But just like in “2K9,” the margin for error is absurdly fickle. Miss the gesture by a tick, and even a fastball sails out of the strike zone. Miss it by two ticks, and it flies wildly over the catcher’s head. The degree between a lights-out pitch and a wild pitch is unrealistically small, and players who lack surgeon hands are bound to pay unfairly because of it.
The continued problems with pitching underscore the story of “2K10” as a whole. It’s better than its broken predecessor and has some nice overdue features — most notably the My Player mode, which apes Sony’s MLB game by allowing players to experience a professional career from a single player’s perspective. But too much sloppiness carries over to call this a return to the series’ better days, and because those new features don’t fix the regressions the series has endured over time, they feel the same effects.
The best news about “2K9” is that the aggravating (and occasionally hilarious) bugs that often changed a game — disappearing outfielders, fielders catching balls with their face, baserunners running to who knows where — appear squashed.

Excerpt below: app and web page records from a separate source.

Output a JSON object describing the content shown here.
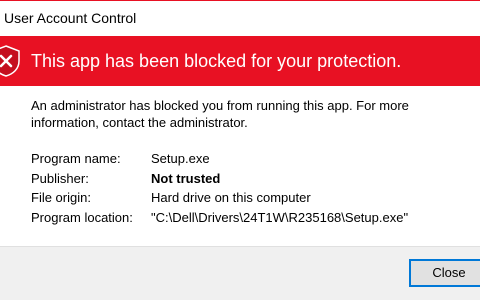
{
  "window": {
    "title": "User Account Control"
  },
  "banner": {
    "headline": "This app has been blocked for your protection.",
    "icon": "shield-x-icon",
    "color": "#e81123"
  },
  "message": "An administrator has blocked you from running this app. For more information, contact the administrator.",
  "details": [
    {
      "label": "Program name:",
      "value": "Setup.exe",
      "bold": false
    },
    {
      "label": "Publisher:",
      "value": "Not trusted",
      "bold": true
    },
    {
      "label": "File origin:",
      "value": "Hard drive on this computer",
      "bold": false
    },
    {
      "label": "Program location:",
      "value": "\"C:\\Dell\\Drivers\\24T1W\\R235168\\Setup.exe\"",
      "bold": false
    }
  ],
  "footer": {
    "close_label": "Close"
  }
}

But numerous weird instances remain — including, for instance, baserunners’ bizarre propensity to slide into first far too often. Occasionally, the runner gets up and inexplicably rounds first without getting tagged out even though the first baseman has the ball. Once in a while, he’ll slide into first before circling the bases after hitting a home run.
Strange occurrences like these don’t cripple “2K10’s” gameplay so much as damage the illusion, but when something so instantly and continually out of place in “2K9” shows up yet again in “2K10,” it speaks either to the developers’ disinterest in refinement or its inability to understand its subject matter. That, in turn, kills hope that real problems — including A.I. pitchers picking off would-be stealers with psychic accuracy and the aforementioned wild pitch bonanza — will ever get a patch.

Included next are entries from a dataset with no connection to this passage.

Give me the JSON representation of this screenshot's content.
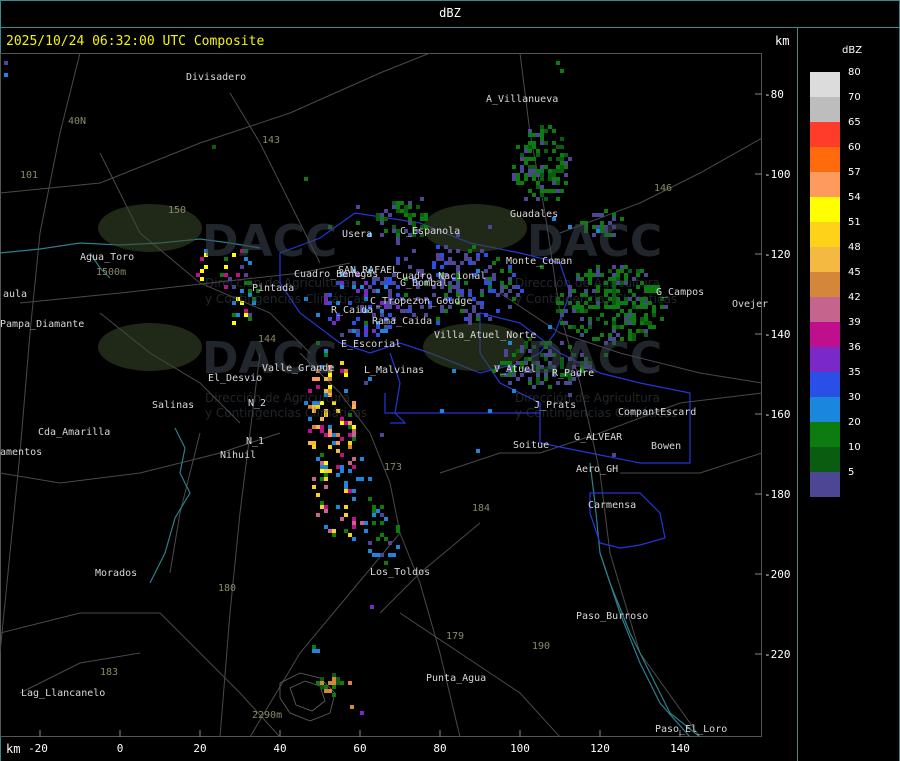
{
  "header": {
    "title": "dBZ"
  },
  "timestamp": "2025/10/24 06:32:00 UTC Composite",
  "axis": {
    "unit_top": "km",
    "unit_bottom": "km",
    "y_ticks": [
      "-80",
      "-100",
      "-120",
      "-140",
      "-160",
      "-180",
      "-200",
      "-220"
    ],
    "x_ticks": [
      "-20",
      "0",
      "20",
      "40",
      "60",
      "80",
      "100",
      "120",
      "140"
    ]
  },
  "legend": {
    "title": "dBZ",
    "entries": [
      {
        "label": "80",
        "color": "#dcdcdc"
      },
      {
        "label": "70",
        "color": "#bdbdbd"
      },
      {
        "label": "65",
        "color": "#ff3b2a"
      },
      {
        "label": "60",
        "color": "#ff6a0d"
      },
      {
        "label": "57",
        "color": "#ff9a5e"
      },
      {
        "label": "54",
        "color": "#ffff00"
      },
      {
        "label": "51",
        "color": "#ffd21a"
      },
      {
        "label": "48",
        "color": "#f4b940"
      },
      {
        "label": "45",
        "color": "#d4873a"
      },
      {
        "label": "42",
        "color": "#c5658e"
      },
      {
        "label": "39",
        "color": "#c00f8c"
      },
      {
        "label": "36",
        "color": "#7b28c8"
      },
      {
        "label": "35",
        "color": "#2a4fe6"
      },
      {
        "label": "30",
        "color": "#1a86dc"
      },
      {
        "label": "20",
        "color": "#0c7c10"
      },
      {
        "label": "10",
        "color": "#0a5c10"
      },
      {
        "label": "5",
        "color": "#4c4694"
      }
    ]
  },
  "places": [
    {
      "name": "Divisadero"
    },
    {
      "name": "A_Villanueva"
    },
    {
      "name": "40N"
    },
    {
      "name": "Agua_Toro"
    },
    {
      "name": "1500m"
    },
    {
      "name": "Pampa_Diamante"
    },
    {
      "name": "aula"
    },
    {
      "name": "Guadales"
    },
    {
      "name": "G_Campos"
    },
    {
      "name": "Ovejer"
    },
    {
      "name": "Pintada"
    },
    {
      "name": "R_Caida"
    },
    {
      "name": "E_Escorial"
    },
    {
      "name": "Valle_Grande"
    },
    {
      "name": "El_Desvio"
    },
    {
      "name": "L_Malvinas"
    },
    {
      "name": "Salinas"
    },
    {
      "name": "N_2"
    },
    {
      "name": "N_1"
    },
    {
      "name": "Nihuil"
    },
    {
      "name": "Cda_Amarilla"
    },
    {
      "name": "amentos"
    },
    {
      "name": "V_Atuel"
    },
    {
      "name": "R_Padre"
    },
    {
      "name": "J_Prats"
    },
    {
      "name": "CompantEscard"
    },
    {
      "name": "G_ALVEAR"
    },
    {
      "name": "Bowen"
    },
    {
      "name": "Soitue"
    },
    {
      "name": "Aero_GH"
    },
    {
      "name": "Carmensa"
    },
    {
      "name": "Los_Toldos"
    },
    {
      "name": "Morados"
    },
    {
      "name": "Paso_Burroso"
    },
    {
      "name": "Punta_Agua"
    },
    {
      "name": "Lag_Llancanelo"
    },
    {
      "name": "Paso_El_Loro"
    },
    {
      "name": "2290m"
    },
    {
      "name": "Usera"
    },
    {
      "name": "C_Espanola"
    },
    {
      "name": "Cuadro_Benegas"
    },
    {
      "name": "SAN_RAFAEL"
    },
    {
      "name": "Cuadro_Nacional"
    },
    {
      "name": "C_Tropezon_Goudge"
    },
    {
      "name": "Villa_Atuel_Norte"
    },
    {
      "name": "Rama_Caida"
    },
    {
      "name": "Monte_Coman"
    },
    {
      "name": "G_Bombal"
    }
  ],
  "routes": [
    {
      "name": "143"
    },
    {
      "name": "150"
    },
    {
      "name": "101"
    },
    {
      "name": "144"
    },
    {
      "name": "146"
    },
    {
      "name": "173"
    },
    {
      "name": "184"
    },
    {
      "name": "180"
    },
    {
      "name": "179"
    },
    {
      "name": "190"
    },
    {
      "name": "183"
    }
  ],
  "watermark": {
    "brand": "DACC",
    "line1": "Dirección de Agricultura",
    "line2": "y Contingencias Climáticas"
  }
}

Per tradition, “2K10” allows players to adjust difficulty sliders to somewhat mitigate these problems, but players who do so also lose access to all unlockable achievements, trophies and virtual baseball cards — as if “2K10” is punishing players who just want to take extra steps to enjoy their $60 purchase rather than fight it.
As always, those who play with friends or online will benefit the most, if only because both teams have the same issues to overcome. Questionable gameplay aside, “2K10” at least delivers in terms of features, with full-featured online leagues and the fun highlight reel editing and sharing tool back for another season.

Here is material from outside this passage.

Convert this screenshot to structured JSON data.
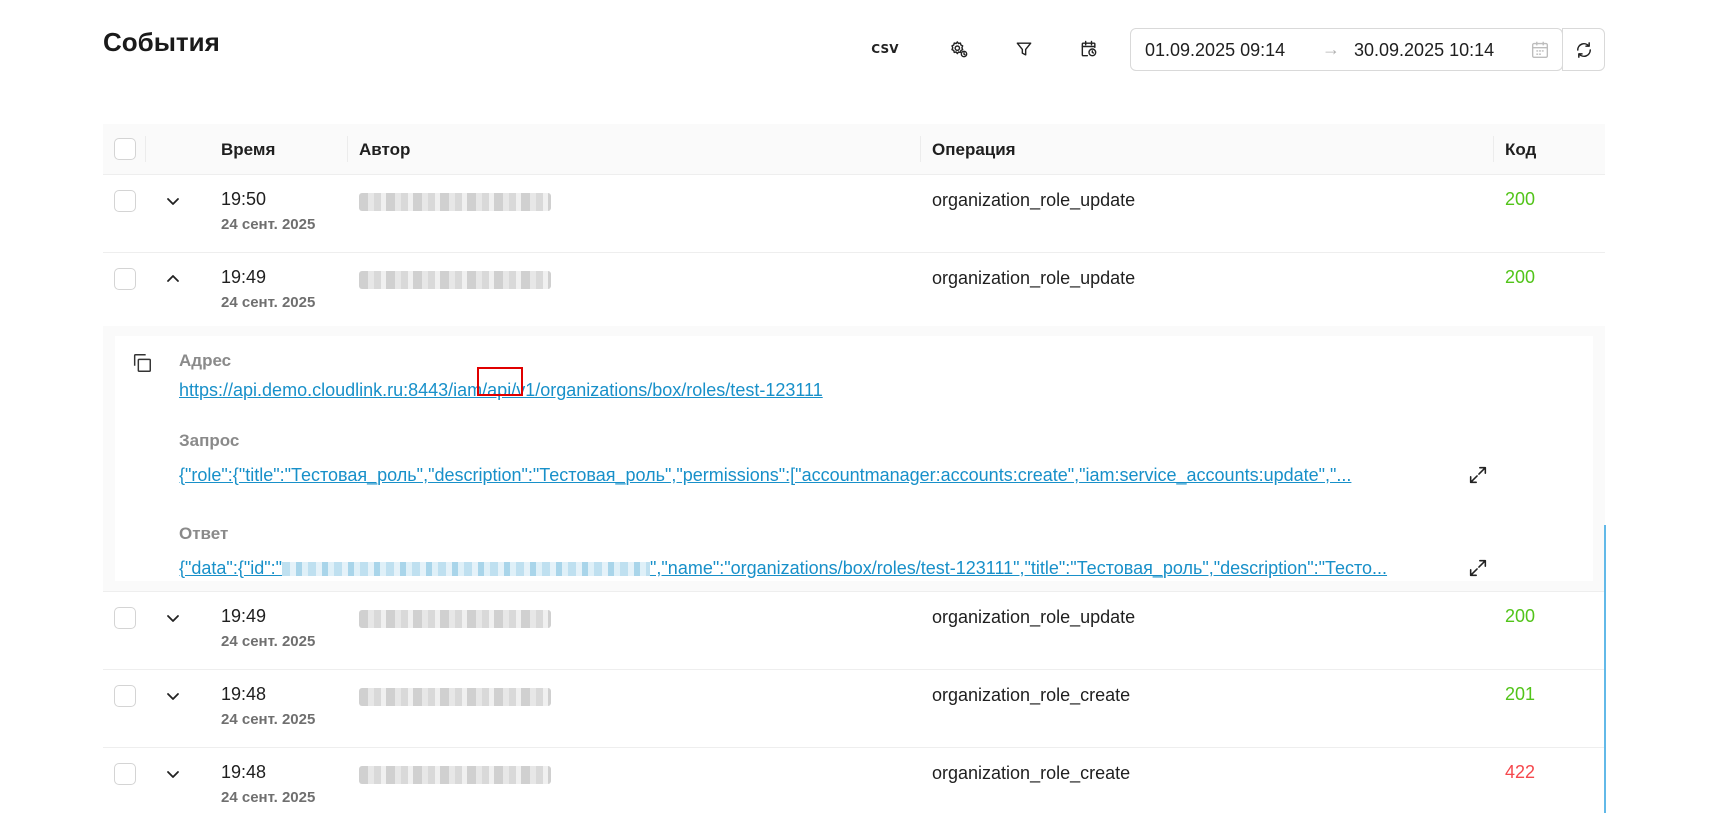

Borderlands: The Secret Armory of General Knoxx
For: Playstation 3, Xbox 360 and Windows PC
From: Gearbox Software/2K Games
ESRB Rating: Mature (blood and gore, intense violence, mature humor, strong language)
A lot of people weren’t thrilled with the second “Borderlands” downloadable pack, which felt more like a self-contained (and oppressively difficult) extra mode than a seamless extension of the game world. For those folks and everyone else who loves that world, this latest pack is more like it. “The Secret Armory Of General Knoxx” introduces a huge new plot of frontier to explore, and with that comes new instances of everything — guns, vehicles, enemies (hello giant mechs), main/side missions, weird characters, dark humor — that make the main game great. The level cap receives an overdue boost, from 50 to 61, and with that comes new privileges with regard to abilities and rare weapon types. All the rewards naturally carry back into the rest of the game, and per “Borderlands” tradition, Gearbox encourages multiple playthroughs by dialing up the difficulty and payoff the second time around. Just be sure to have your wits about you before digging in: Gearbox recommends players enter “Knoxx” at around level 35, which means beating the main game’s storyline first is advisable. “Knoxxx” won’t stop anyone who wishes to dive in sooner than that, but it also won’t scale down its difficulty to accommodate low-level characters, so consider this your fair warning if you’re feeling bold.